Judith Puhr

As Interviewed by Evan AP, March 18, 2017

Judith Puhr: In Her Own Words


When I moved to Mobile, Alabama in 1966, and I began to see that there was a big difference in how black people were treated compared to white people. I noticed it when I would go shopping in department stores, and there would be water fountains and bathrooms that had signs on them that would say “colored” and “white”, and I thought that was really odd. But it meant that they, that black people, could not use white people's bathrooms or drinking fountains. Or I would go to the doctor’s office and find that if that doctor did see black people, they had to sit in a different waiting room from us. I was a young, high school history teacher, and I got involved in registering black people to vote.

I started witnessing situations where they would go to the courthouse to register, and they would be asked to take a constitution test, which no white person was ever asked to do, and therefore they might fail it and then they couldn’t register. Or I began to witness the fact that black people could not live in nice houses, they had to live in a certain section of town where things were poorly put together. And I noticed that if they rented apartments, that often the landlords, who were white, didn't spray for bugs, they didn't keep them clean, they didn't repaint, you know, or have better lighting; it was just a very bad situation.

So, being young and interested, I started getting more involved. Some of my friends who had lived there all their lives, some of the other teachers, they didn't notice it. But some of them did, and they began to see that this is not right. So, I had some teacher friends who were agreeable with me, and we did things together to try and help the situation. And then there were other teachers who just thought it was just fine the way it was. They used to say ‘Well, it’s always been this way.’ The teachers that I taught with that knew that my other friend and I were involved in trying to help with voter registration and, you know, go to what they called in those days ‘protests,’ some of them were fine with it. Some of them told us we were very wrong. In fact, the principal of the school where we taught said that she had been contacted, (it was a big Catholic high school), and at that time, the bishop had told her to tell us that we could not do that anymore.

When we did go to the meetings, there was an organization called NOW, Neighborhood Organized Workers. These were the people organized to try to get the word out about voter registration and better housing. When we'd go to those meetings, my friend and I were about the only white people present at the meetings, so we really began to feel what it was like to be discriminated against, although they were very kind to us, we did feel like we were in the minority. We continued with that, because we felt that we were right and as we worked with it and as the year went by, more and more white Alabamians began to see that things needed to change. So, we joined the black leaders in Mobile in order to make things better.

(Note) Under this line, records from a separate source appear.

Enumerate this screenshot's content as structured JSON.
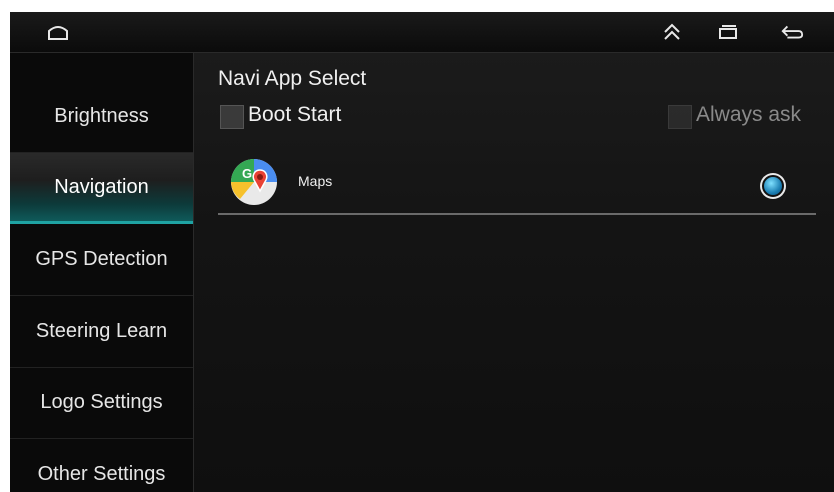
{
  "topbar": {
    "home_icon": "home-icon",
    "up_icon": "double-chevron-up-icon",
    "recents_icon": "recents-icon",
    "back_icon": "back-icon"
  },
  "sidebar": {
    "items": [
      {
        "label": "Brightness",
        "active": false
      },
      {
        "label": "Navigation",
        "active": true
      },
      {
        "label": "GPS Detection",
        "active": false
      },
      {
        "label": "Steering Learn",
        "active": false
      },
      {
        "label": "Logo Settings",
        "active": false
      },
      {
        "label": "Other Settings",
        "active": false
      }
    ]
  },
  "main": {
    "title": "Navi App Select",
    "boot_start": {
      "label": "Boot Start",
      "checked": false
    },
    "always_ask": {
      "label": "Always ask",
      "checked": false,
      "disabled": true
    },
    "apps": [
      {
        "name": "Maps",
        "selected": true,
        "icon": "google-maps-icon"
      }
    ]
  },
  "colors": {
    "accent": "#1fa3a3",
    "background": "#0d0d0d",
    "text": "#e6e6e6"
  }
}
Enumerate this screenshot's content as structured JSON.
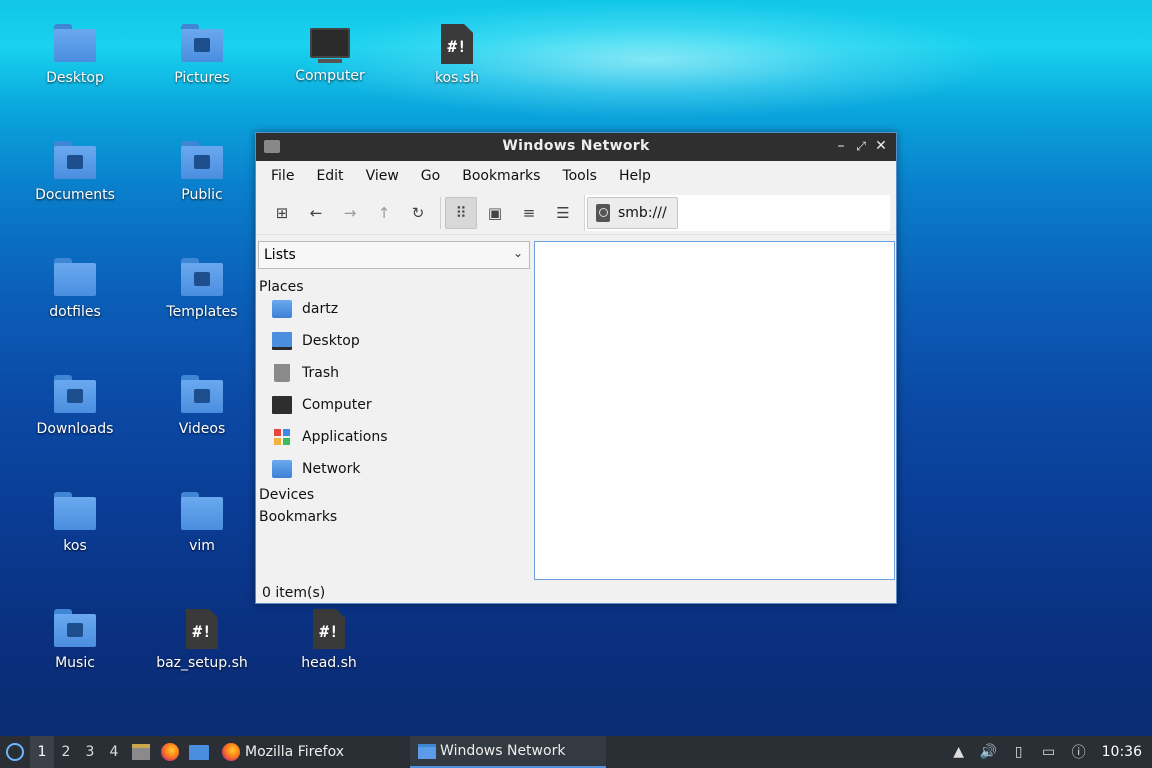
{
  "desktop": {
    "icons": [
      {
        "label": "Desktop",
        "icon": "folder"
      },
      {
        "label": "Pictures",
        "icon": "folder-pictures"
      },
      {
        "label": "Computer",
        "icon": "computer"
      },
      {
        "label": "kos.sh",
        "icon": "script-file",
        "glyph": "#!"
      },
      {
        "label": "Documents",
        "icon": "folder-documents"
      },
      {
        "label": "Public",
        "icon": "folder-public"
      },
      {
        "label": "dotfiles",
        "icon": "folder"
      },
      {
        "label": "Templates",
        "icon": "folder-templates"
      },
      {
        "label": "Downloads",
        "icon": "folder-downloads"
      },
      {
        "label": "Videos",
        "icon": "folder-videos"
      },
      {
        "label": "kos",
        "icon": "folder"
      },
      {
        "label": "vim",
        "icon": "folder"
      },
      {
        "label": "Music",
        "icon": "folder-music"
      },
      {
        "label": "baz_setup.sh",
        "icon": "script-file",
        "glyph": "#!"
      },
      {
        "label": "head.sh",
        "icon": "script-file",
        "glyph": "#!"
      }
    ]
  },
  "window": {
    "title": "Windows Network",
    "controls": {
      "minimize": "–",
      "maximize": "⤢",
      "close": "✕"
    },
    "menu": [
      "File",
      "Edit",
      "View",
      "Go",
      "Bookmarks",
      "Tools",
      "Help"
    ],
    "toolbar": {
      "new_tab": "⊞",
      "back": "←",
      "forward": "→",
      "up": "↑",
      "reload": "↻",
      "view_icons": "⠿",
      "view_thumbnails": "▣",
      "view_compact": "≡",
      "view_detailed": "☰"
    },
    "location": "smb:///",
    "sidebar": {
      "mode": "Lists",
      "places_heading": "Places",
      "places": [
        {
          "label": "dartz",
          "icon": "home-folder"
        },
        {
          "label": "Desktop",
          "icon": "desktop"
        },
        {
          "label": "Trash",
          "icon": "trash"
        },
        {
          "label": "Computer",
          "icon": "computer"
        },
        {
          "label": "Applications",
          "icon": "applications"
        },
        {
          "label": "Network",
          "icon": "network-folder"
        }
      ],
      "devices_heading": "Devices",
      "bookmarks_heading": "Bookmarks"
    },
    "status": "0 item(s)"
  },
  "taskbar": {
    "workspaces": [
      "1",
      "2",
      "3",
      "4"
    ],
    "current_workspace": "1",
    "tasks": [
      {
        "label": "Mozilla Firefox",
        "icon": "firefox"
      },
      {
        "label": "Windows Network",
        "icon": "folder",
        "active": true
      }
    ],
    "clock": "10:36"
  },
  "colors": {
    "accent": "#4d8fe0",
    "titlebar": "#2f2f2f",
    "taskbar": "#2a2f35",
    "folder": "#5b9be8"
  }
}
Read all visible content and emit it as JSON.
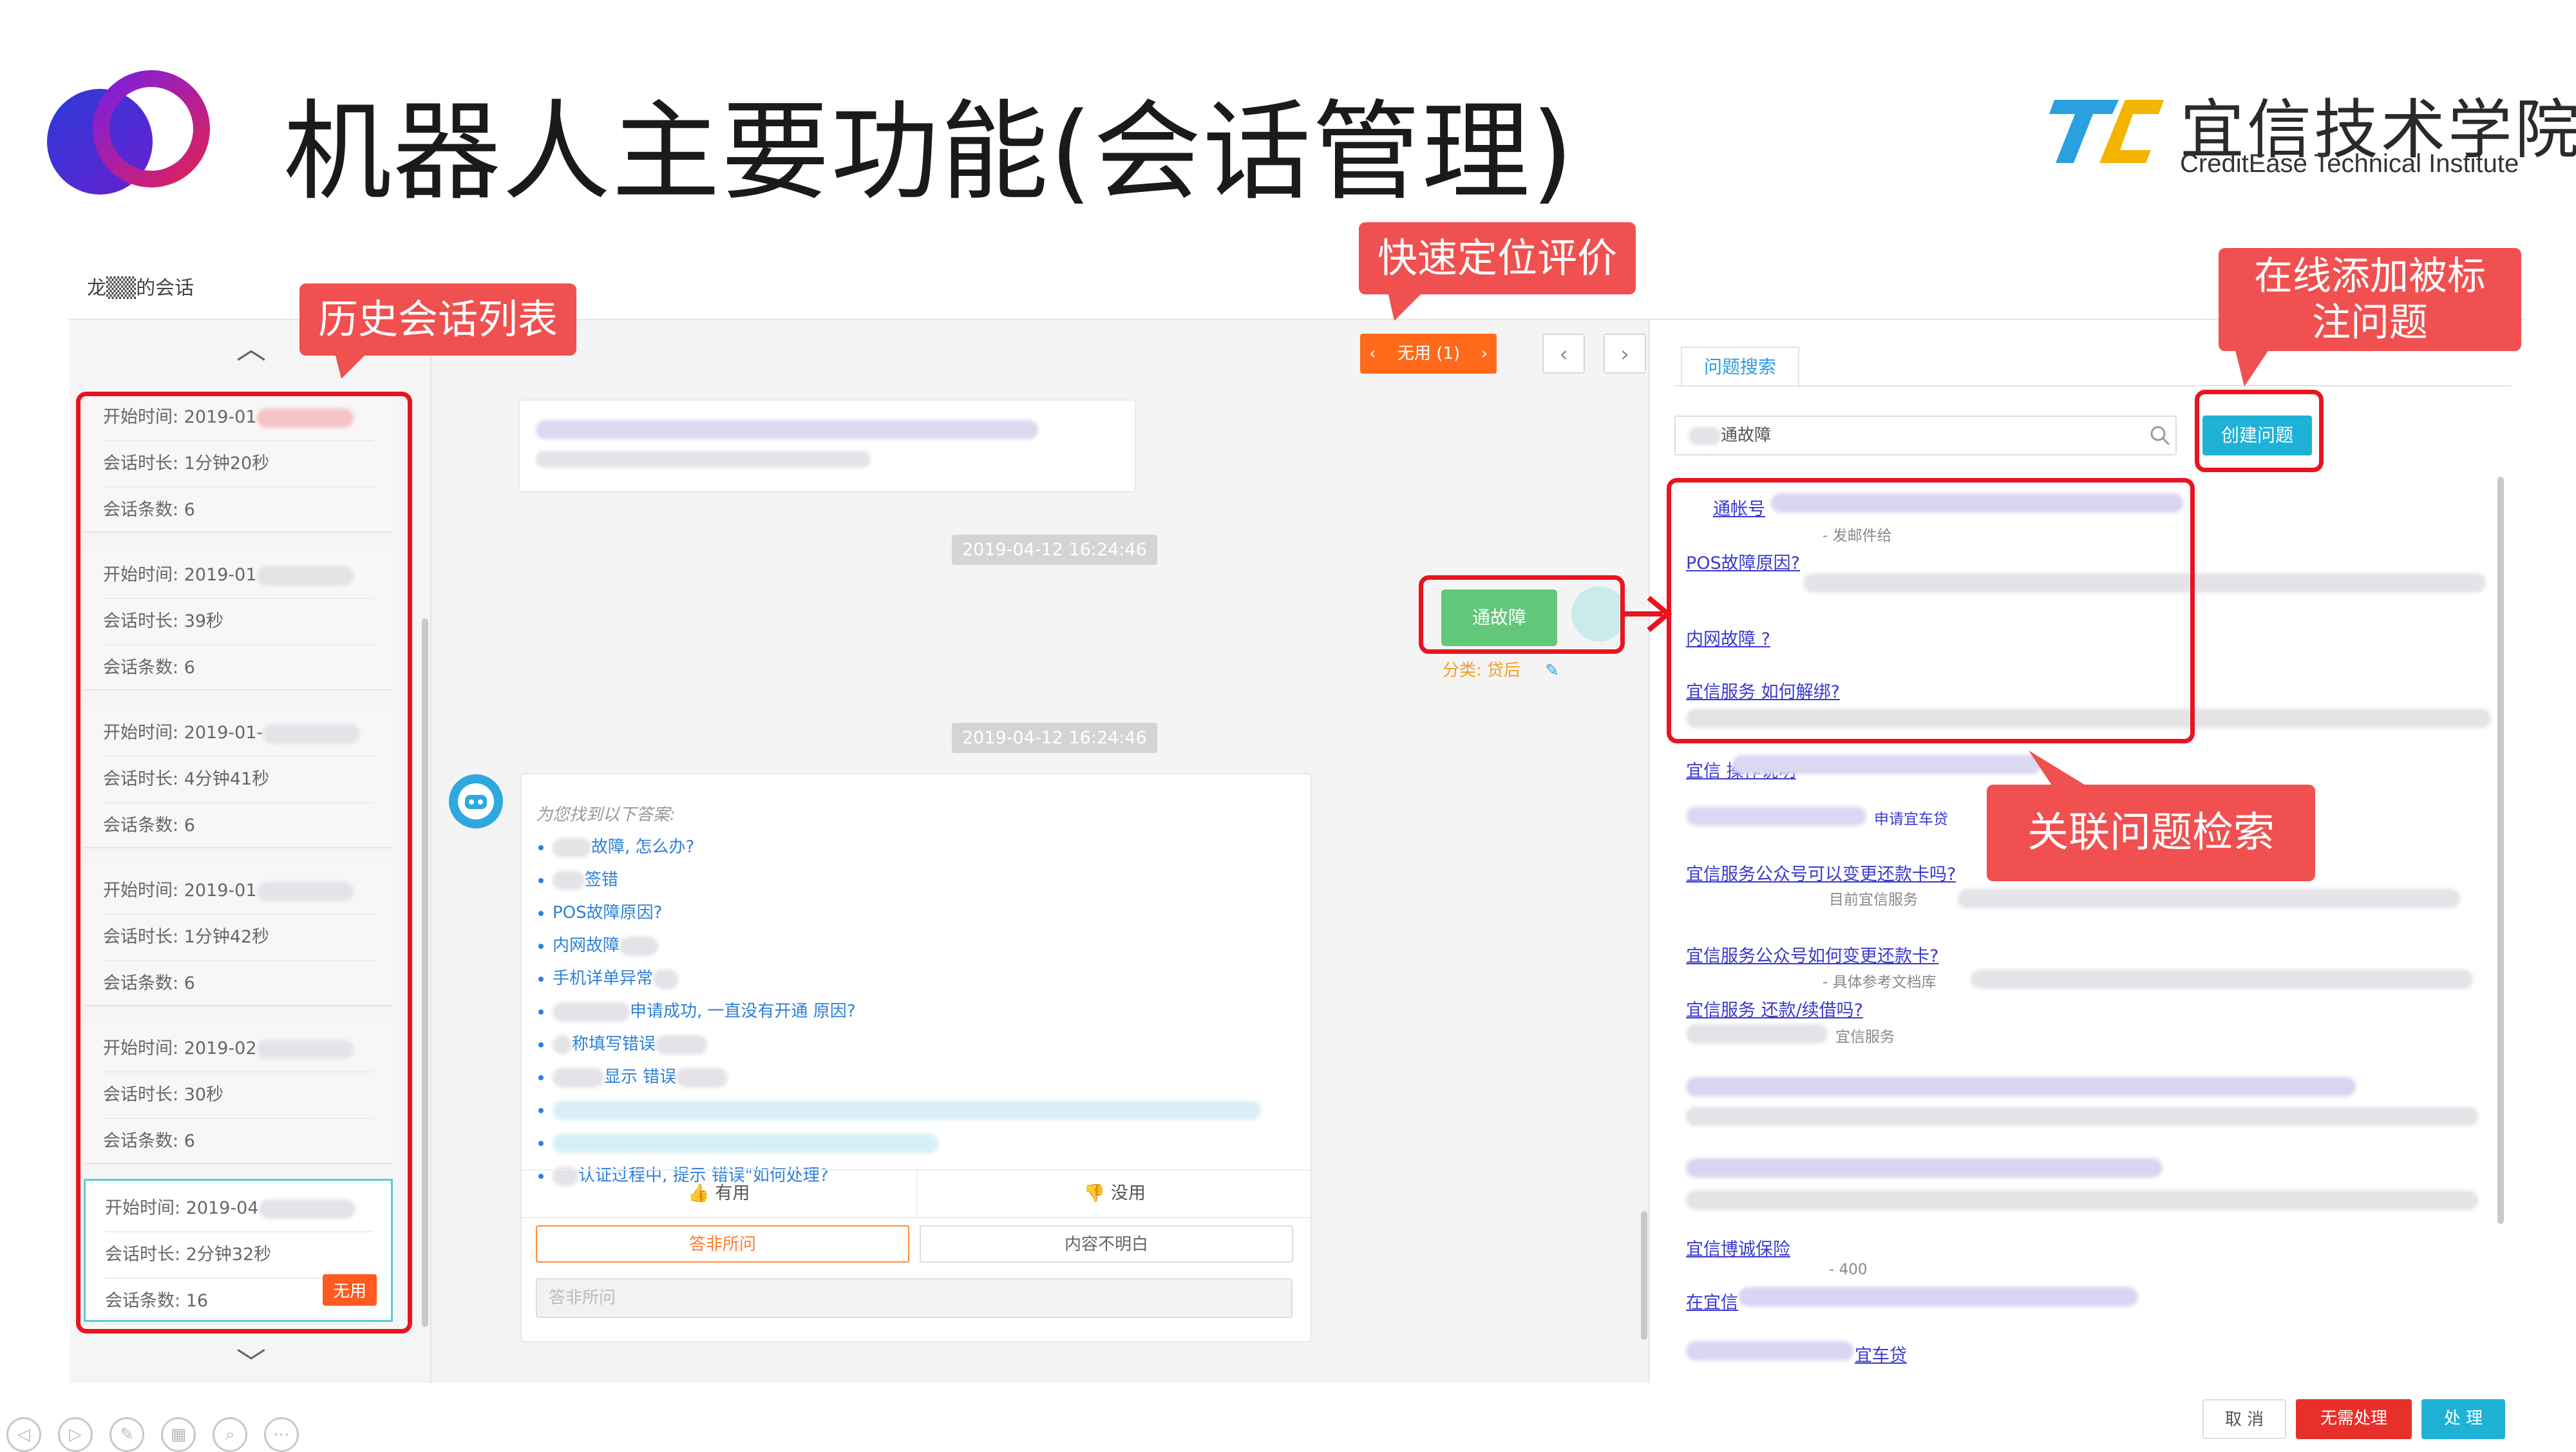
{
  "header": {
    "title": "机器人主要功能(会话管理)",
    "brand_cn": "宜信技术学院",
    "brand_en": "CreditEase Technical Institute"
  },
  "conversation": {
    "title": "龙▒▒的会话"
  },
  "sessions": {
    "labels": {
      "start": "开始时间: ",
      "duration": "会话时长: ",
      "count": "会话条数: "
    },
    "items": [
      {
        "start": "2019-01",
        "duration": "1分钟20秒",
        "count": "6"
      },
      {
        "start": "2019-01",
        "duration": "39秒",
        "count": "6"
      },
      {
        "start": "2019-01-",
        "duration": "4分钟41秒",
        "count": "6"
      },
      {
        "start": "2019-01",
        "duration": "1分钟42秒",
        "count": "6"
      },
      {
        "start": "2019-02",
        "duration": "30秒",
        "count": "6"
      },
      {
        "start": "2019-04",
        "duration": "2分钟32秒",
        "count": "16",
        "tag": "无用"
      }
    ]
  },
  "toolbar": {
    "rating_filter": "无用 (1)",
    "prev": "‹",
    "next": "›",
    "left_arrow": "‹",
    "right_arrow": "›"
  },
  "chat": {
    "timestamp1": "2019-04-12 16:24:46",
    "timestamp2": "2019-04-12 16:24:46",
    "user_message": "通故障",
    "category_label": "分类: 贷后",
    "bot_intro": "为您找到以下答案:",
    "bot_items": [
      "故障, 怎么办?",
      "签错",
      "POS故障原因?",
      "内网故障",
      "手机详单异常",
      "申请成功, 一直没有开通 原因?",
      "称填写错误",
      "显示 错误",
      "",
      "",
      "认证过程中, 提示 错误\"如何处理?"
    ],
    "feedback_useful": "有用",
    "feedback_useless": "没用",
    "option_irrelevant": "答非所问",
    "option_unclear": "内容不明白",
    "input_placeholder": "答非所问"
  },
  "right": {
    "tab": "问题搜索",
    "search_value": "通故障",
    "create_button": "创建问题",
    "results": [
      {
        "title": "通帐号",
        "sub": "- 发邮件给"
      },
      {
        "title": "POS故障原因?",
        "sub": ""
      },
      {
        "title": "内网故障 ?",
        "sub": ""
      },
      {
        "title": "宜信服务 如何解绑?",
        "sub": ""
      },
      {
        "title": "宜信 操作说明",
        "sub": "申请宜车贷"
      },
      {
        "title": "宜信服务公众号可以变更还款卡吗?",
        "sub": "目前宜信服务"
      },
      {
        "title": "宜信服务公众号如何变更还款卡?",
        "sub": "- 具体参考文档库"
      },
      {
        "title": "宜信服务 还款/续借吗?",
        "sub": "宜信服务"
      },
      {
        "title": "宜信博诚保险",
        "sub": "- 400"
      },
      {
        "title": "在宜信",
        "sub": ""
      },
      {
        "title": "宜车贷",
        "sub": ""
      }
    ],
    "footer_cancel": "取 消",
    "footer_no_action": "无需处理",
    "footer_process": "处 理"
  },
  "annotations": {
    "history_list": "历史会话列表",
    "quick_locate": "快速定位评价",
    "online_add": "在线添加被标注问题",
    "related_search": "关联问题检索"
  },
  "colors": {
    "annotation_red": "#e8141f",
    "annotation_label_bg": "#f05050",
    "accent_cyan": "#1fb2d6",
    "useless_orange": "#ff5a1f",
    "user_bubble_green": "#62c77a",
    "link_blue": "#3a3ad0"
  }
}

We were involved in two protests. One was for, they had a, they used to have a contest, I don’t know if they still do, called the Junior Miss Pageant and this was like the Miss America Pageant, but it was for younger girls, and they could win scholarships to go to college, and it was held in Mobile, Alabama. But only white girls were allowed to enter. So we went to a protest that we knew was going to be televised nationally saying that all young women should be able to go, too, to enter this pageant. Well, that night the police came and you know, made us leave and you know, told us that we can not do that, even though legally we were just standing there, we weren’t doing anything. Another time I went to a protest which was for better housing. And that night I knew we were going to be arrested, because all of us, this huge crowd of two, or three hundred people, sat down in the middle of the street and wouldn’t move. So that was a protest and that was against the law, but we were trying to get attention for the fact that things were not changing like they should be in Mobile. So that night we were arrested and taken to the jail, and the next day we were released, and we had to go to court, but interestingly enough, nothing ever came of that.